*Exercise instructions*.
In the listing that follows, how many lines include the word "this"? Only the number is wanted.

[Start of Attachment]

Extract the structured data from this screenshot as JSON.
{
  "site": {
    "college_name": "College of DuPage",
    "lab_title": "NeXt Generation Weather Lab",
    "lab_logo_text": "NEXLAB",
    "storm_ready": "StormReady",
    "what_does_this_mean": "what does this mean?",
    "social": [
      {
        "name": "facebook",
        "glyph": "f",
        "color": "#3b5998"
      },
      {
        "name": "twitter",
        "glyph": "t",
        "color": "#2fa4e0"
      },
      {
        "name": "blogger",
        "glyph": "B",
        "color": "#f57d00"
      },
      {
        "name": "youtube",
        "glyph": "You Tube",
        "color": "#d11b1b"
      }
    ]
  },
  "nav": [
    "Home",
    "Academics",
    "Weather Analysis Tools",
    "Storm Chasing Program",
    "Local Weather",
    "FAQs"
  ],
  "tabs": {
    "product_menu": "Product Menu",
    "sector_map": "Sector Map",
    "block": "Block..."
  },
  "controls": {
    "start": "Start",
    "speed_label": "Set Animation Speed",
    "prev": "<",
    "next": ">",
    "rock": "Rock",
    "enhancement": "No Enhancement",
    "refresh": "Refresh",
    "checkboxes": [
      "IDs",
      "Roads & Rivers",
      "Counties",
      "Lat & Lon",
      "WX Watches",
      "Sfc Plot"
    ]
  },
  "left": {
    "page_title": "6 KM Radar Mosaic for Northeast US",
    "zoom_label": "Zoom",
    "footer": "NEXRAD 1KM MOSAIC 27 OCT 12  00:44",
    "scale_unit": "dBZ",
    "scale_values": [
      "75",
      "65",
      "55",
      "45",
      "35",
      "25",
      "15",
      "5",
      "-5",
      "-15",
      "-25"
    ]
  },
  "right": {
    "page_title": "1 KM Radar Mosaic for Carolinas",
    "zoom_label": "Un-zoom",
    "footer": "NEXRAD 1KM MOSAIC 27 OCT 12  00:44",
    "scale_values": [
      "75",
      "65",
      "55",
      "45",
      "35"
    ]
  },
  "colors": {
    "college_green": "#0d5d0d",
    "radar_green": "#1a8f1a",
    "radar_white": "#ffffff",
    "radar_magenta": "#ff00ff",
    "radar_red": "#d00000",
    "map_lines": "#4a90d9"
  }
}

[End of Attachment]

*Reply*.
2